---------- Given data ----------

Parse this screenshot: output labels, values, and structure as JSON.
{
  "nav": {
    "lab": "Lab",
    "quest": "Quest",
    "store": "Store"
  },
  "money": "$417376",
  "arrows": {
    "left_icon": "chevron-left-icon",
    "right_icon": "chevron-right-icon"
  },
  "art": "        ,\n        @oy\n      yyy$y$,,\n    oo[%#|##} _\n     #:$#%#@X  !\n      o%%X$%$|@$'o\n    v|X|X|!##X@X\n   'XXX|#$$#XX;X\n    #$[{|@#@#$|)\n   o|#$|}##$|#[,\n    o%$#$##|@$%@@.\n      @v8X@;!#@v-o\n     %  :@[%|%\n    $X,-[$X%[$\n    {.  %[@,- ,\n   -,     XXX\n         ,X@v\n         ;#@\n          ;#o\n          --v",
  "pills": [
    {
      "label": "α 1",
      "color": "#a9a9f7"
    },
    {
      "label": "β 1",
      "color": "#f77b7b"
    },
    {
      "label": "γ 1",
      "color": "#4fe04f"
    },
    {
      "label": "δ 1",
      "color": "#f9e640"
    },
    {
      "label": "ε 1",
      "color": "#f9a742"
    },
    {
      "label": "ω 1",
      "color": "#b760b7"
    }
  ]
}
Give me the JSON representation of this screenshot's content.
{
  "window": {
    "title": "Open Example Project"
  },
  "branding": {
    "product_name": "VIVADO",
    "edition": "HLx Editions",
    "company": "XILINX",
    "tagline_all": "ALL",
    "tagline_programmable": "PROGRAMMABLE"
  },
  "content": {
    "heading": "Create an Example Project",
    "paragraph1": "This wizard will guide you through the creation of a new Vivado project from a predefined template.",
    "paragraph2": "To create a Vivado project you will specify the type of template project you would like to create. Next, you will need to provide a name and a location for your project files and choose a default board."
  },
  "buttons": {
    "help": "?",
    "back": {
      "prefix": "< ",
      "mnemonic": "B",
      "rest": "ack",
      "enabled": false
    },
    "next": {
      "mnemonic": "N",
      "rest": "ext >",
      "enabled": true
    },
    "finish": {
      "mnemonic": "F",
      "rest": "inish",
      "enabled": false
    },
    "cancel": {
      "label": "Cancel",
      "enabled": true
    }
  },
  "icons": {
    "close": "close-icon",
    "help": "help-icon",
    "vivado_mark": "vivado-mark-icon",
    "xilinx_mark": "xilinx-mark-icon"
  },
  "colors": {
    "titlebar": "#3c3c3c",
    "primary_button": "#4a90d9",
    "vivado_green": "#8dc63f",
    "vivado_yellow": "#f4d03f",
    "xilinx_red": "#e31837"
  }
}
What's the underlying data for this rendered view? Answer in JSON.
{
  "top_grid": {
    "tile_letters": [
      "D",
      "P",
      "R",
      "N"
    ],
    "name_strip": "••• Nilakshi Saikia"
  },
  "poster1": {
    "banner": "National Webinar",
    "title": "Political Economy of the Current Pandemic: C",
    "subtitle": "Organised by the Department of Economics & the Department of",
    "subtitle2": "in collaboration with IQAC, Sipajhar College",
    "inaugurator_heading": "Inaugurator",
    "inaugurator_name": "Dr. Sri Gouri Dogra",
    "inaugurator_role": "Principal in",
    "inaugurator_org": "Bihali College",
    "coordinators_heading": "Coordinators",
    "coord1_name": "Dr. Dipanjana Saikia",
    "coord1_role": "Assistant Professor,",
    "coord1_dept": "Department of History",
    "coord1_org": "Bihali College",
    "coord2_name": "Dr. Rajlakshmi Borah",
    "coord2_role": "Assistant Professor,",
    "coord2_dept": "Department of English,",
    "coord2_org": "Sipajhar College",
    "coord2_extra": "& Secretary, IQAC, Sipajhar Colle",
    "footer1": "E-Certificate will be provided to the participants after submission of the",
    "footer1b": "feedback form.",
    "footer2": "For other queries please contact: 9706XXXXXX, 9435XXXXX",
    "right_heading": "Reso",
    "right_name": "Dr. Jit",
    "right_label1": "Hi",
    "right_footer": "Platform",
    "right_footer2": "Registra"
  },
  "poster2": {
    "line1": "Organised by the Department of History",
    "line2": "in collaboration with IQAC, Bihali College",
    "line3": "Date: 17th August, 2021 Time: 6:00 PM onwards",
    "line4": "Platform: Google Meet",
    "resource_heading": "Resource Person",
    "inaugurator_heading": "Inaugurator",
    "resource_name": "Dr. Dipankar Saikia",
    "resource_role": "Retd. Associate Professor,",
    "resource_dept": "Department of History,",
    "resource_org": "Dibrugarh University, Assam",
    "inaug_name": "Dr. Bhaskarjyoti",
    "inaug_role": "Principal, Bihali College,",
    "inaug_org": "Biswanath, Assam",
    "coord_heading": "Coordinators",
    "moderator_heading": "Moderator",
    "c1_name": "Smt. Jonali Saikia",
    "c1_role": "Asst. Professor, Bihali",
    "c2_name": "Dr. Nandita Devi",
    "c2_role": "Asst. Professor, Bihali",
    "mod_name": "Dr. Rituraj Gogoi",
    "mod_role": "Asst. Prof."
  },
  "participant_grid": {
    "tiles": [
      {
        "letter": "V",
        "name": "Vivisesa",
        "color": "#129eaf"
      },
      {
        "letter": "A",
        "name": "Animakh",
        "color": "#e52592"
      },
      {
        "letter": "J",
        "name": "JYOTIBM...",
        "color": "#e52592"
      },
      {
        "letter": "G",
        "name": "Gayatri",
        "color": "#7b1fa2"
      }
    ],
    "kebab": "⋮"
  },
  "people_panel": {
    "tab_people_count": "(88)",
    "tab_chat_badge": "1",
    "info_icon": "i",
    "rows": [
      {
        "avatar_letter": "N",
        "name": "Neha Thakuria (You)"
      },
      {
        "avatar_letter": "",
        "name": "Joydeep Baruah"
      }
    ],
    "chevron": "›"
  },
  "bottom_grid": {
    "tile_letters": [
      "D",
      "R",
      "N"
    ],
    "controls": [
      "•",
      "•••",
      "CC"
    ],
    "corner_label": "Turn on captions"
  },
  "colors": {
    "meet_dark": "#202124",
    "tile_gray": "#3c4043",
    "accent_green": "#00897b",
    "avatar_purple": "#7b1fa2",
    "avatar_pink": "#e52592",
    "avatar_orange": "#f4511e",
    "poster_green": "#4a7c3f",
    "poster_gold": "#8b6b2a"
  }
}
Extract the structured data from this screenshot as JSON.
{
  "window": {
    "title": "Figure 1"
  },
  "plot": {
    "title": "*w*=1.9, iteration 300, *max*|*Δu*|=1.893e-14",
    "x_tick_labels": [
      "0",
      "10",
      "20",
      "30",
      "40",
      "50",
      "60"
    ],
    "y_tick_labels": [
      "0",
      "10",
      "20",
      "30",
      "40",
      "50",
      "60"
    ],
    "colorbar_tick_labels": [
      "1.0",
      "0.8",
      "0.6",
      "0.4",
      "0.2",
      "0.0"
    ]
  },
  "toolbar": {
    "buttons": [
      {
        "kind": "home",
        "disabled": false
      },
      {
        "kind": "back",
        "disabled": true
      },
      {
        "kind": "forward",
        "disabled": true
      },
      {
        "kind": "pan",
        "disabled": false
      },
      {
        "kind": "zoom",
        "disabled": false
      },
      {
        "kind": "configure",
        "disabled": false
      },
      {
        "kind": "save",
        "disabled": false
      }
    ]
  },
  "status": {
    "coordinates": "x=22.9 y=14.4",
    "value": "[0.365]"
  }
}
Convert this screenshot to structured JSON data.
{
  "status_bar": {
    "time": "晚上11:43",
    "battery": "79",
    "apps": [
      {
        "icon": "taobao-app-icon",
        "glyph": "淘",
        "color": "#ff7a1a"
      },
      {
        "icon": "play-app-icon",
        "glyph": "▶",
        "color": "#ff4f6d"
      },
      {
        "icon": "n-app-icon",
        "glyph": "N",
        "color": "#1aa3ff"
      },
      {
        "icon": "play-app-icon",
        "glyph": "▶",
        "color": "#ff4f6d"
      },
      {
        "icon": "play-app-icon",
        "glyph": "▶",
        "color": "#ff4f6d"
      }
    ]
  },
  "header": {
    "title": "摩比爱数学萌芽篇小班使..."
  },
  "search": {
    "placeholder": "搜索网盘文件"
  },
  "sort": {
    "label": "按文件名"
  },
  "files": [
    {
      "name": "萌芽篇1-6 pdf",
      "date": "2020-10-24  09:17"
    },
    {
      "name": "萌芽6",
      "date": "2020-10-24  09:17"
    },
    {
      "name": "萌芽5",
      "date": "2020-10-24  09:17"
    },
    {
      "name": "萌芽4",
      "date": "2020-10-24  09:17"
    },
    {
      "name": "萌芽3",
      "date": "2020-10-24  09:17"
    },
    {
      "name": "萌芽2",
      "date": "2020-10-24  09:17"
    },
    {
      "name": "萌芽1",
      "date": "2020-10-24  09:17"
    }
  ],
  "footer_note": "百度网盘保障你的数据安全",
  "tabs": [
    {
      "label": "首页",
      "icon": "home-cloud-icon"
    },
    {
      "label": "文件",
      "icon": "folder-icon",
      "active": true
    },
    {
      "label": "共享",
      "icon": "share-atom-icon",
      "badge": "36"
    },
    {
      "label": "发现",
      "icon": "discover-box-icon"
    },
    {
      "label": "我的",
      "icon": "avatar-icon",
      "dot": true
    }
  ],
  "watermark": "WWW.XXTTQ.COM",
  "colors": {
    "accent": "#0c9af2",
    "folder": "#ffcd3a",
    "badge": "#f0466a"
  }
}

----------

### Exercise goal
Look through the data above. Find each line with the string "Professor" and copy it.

### Answer space
    "coord1_role": "Assistant Professor,",
    "coord2_role": "Assistant Professor,",
    "resource_role": "Retd. Associate Professor,",
    "c1_role": "Asst. Professor, Bihali",
    "c2_role": "Asst. Professor, Bihali",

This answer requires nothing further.